-- Data listing follows --

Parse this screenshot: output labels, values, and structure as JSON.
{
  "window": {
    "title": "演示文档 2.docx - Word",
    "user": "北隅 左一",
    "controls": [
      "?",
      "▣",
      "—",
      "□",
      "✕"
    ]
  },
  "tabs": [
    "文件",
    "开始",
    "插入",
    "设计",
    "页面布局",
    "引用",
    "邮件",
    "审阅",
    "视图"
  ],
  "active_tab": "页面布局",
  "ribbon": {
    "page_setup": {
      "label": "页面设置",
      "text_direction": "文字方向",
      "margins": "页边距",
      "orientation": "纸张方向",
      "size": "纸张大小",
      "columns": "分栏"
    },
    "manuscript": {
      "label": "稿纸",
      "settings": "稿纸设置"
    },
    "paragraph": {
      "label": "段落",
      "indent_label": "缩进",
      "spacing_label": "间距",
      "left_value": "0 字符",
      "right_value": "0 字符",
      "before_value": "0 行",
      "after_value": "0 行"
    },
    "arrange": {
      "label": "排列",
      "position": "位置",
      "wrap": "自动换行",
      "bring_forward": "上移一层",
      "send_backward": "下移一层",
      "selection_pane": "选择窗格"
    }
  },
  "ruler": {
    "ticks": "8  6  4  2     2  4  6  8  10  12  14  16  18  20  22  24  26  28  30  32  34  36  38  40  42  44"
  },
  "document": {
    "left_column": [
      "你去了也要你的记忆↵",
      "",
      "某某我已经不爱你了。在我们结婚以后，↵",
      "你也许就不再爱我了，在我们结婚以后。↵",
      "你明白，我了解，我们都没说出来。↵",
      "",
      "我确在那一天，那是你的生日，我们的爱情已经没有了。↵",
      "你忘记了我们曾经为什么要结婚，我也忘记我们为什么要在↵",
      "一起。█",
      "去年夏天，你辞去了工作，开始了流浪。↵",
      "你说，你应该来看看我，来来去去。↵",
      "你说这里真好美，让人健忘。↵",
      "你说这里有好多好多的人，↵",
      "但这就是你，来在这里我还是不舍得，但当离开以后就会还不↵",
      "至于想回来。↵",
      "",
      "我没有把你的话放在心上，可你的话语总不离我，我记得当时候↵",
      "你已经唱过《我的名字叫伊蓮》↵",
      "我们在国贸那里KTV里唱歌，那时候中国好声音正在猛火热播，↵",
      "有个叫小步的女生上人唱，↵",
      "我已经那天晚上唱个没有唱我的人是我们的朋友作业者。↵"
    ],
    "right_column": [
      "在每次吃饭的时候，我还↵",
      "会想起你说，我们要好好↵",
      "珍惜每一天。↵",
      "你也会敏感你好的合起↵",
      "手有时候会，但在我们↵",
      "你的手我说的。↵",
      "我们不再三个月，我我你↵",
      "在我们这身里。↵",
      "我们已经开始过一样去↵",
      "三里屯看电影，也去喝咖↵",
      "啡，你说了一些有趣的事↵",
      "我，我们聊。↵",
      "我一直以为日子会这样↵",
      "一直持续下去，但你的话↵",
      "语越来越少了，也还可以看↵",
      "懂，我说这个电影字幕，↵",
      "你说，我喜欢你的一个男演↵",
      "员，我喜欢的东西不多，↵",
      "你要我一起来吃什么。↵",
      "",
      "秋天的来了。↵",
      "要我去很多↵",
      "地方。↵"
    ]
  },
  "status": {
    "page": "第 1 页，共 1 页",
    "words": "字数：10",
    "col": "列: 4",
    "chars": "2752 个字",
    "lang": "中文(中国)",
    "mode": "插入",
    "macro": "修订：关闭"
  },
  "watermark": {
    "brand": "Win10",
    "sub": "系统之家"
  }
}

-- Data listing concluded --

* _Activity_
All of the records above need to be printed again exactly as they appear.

* _Output for this task_
Parse this screenshot: output labels, values, and structure as JSON.
{
  "window": {
    "title": "演示文档 2.docx - Word",
    "user": "北隅 左一",
    "controls": [
      "?",
      "▣",
      "—",
      "□",
      "✕"
    ]
  },
  "tabs": [
    "文件",
    "开始",
    "插入",
    "设计",
    "页面布局",
    "引用",
    "邮件",
    "审阅",
    "视图"
  ],
  "active_tab": "页面布局",
  "ribbon": {
    "page_setup": {
      "label": "页面设置",
      "text_direction": "文字方向",
      "margins": "页边距",
      "orientation": "纸张方向",
      "size": "纸张大小",
      "columns": "分栏"
    },
    "manuscript": {
      "label": "稿纸",
      "settings": "稿纸设置"
    },
    "paragraph": {
      "label": "段落",
      "indent_label": "缩进",
      "spacing_label": "间距",
      "left_value": "0 字符",
      "right_value": "0 字符",
      "before_value": "0 行",
      "after_value": "0 行"
    },
    "arrange": {
      "label": "排列",
      "position": "位置",
      "wrap": "自动换行",
      "bring_forward": "上移一层",
      "send_backward": "下移一层",
      "selection_pane": "选择窗格"
    }
  },
  "ruler": {
    "ticks": "8  6  4  2     2  4  6  8  10  12  14  16  18  20  22  24  26  28  30  32  34  36  38  40  42  44"
  },
  "document": {
    "left_column": [
      "你去了也要你的记忆↵",
      "",
      "某某我已经不爱你了。在我们结婚以后，↵",
      "你也许就不再爱我了，在我们结婚以后。↵",
      "你明白，我了解，我们都没说出来。↵",
      "",
      "我确在那一天，那是你的生日，我们的爱情已经没有了。↵",
      "你忘记了我们曾经为什么要结婚，我也忘记我们为什么要在↵",
      "一起。█",
      "去年夏天，你辞去了工作，开始了流浪。↵",
      "你说，你应该来看看我，来来去去。↵",
      "你说这里真好美，让人健忘。↵",
      "你说这里有好多好多的人，↵",
      "但这就是你，来在这里我还是不舍得，但当离开以后就会还不↵",
      "至于想回来。↵",
      "",
      "我没有把你的话放在心上，可你的话语总不离我，我记得当时候↵",
      "你已经唱过《我的名字叫伊蓮》↵",
      "我们在国贸那里KTV里唱歌，那时候中国好声音正在猛火热播，↵",
      "有个叫小步的女生上人唱，↵",
      "我已经那天晚上唱个没有唱我的人是我们的朋友作业者。↵"
    ],
    "right_column": [
      "在每次吃饭的时候，我还↵",
      "会想起你说，我们要好好↵",
      "珍惜每一天。↵",
      "你也会敏感你好的合起↵",
      "手有时候会，但在我们↵",
      "你的手我说的。↵",
      "我们不再三个月，我我你↵",
      "在我们这身里。↵",
      "我们已经开始过一样去↵",
      "三里屯看电影，也去喝咖↵",
      "啡，你说了一些有趣的事↵",
      "我，我们聊。↵",
      "我一直以为日子会这样↵",
      "一直持续下去，但你的话↵",
      "语越来越少了，也还可以看↵",
      "懂，我说这个电影字幕，↵",
      "你说，我喜欢你的一个男演↵",
      "员，我喜欢的东西不多，↵",
      "你要我一起来吃什么。↵",
      "",
      "秋天的来了。↵",
      "要我去很多↵",
      "地方。↵"
    ]
  },
  "status": {
    "page": "第 1 页，共 1 页",
    "words": "字数：10",
    "col": "列: 4",
    "chars": "2752 个字",
    "lang": "中文(中国)",
    "mode": "插入",
    "macro": "修订：关闭"
  },
  "watermark": {
    "brand": "Win10",
    "sub": "系统之家"
  }
}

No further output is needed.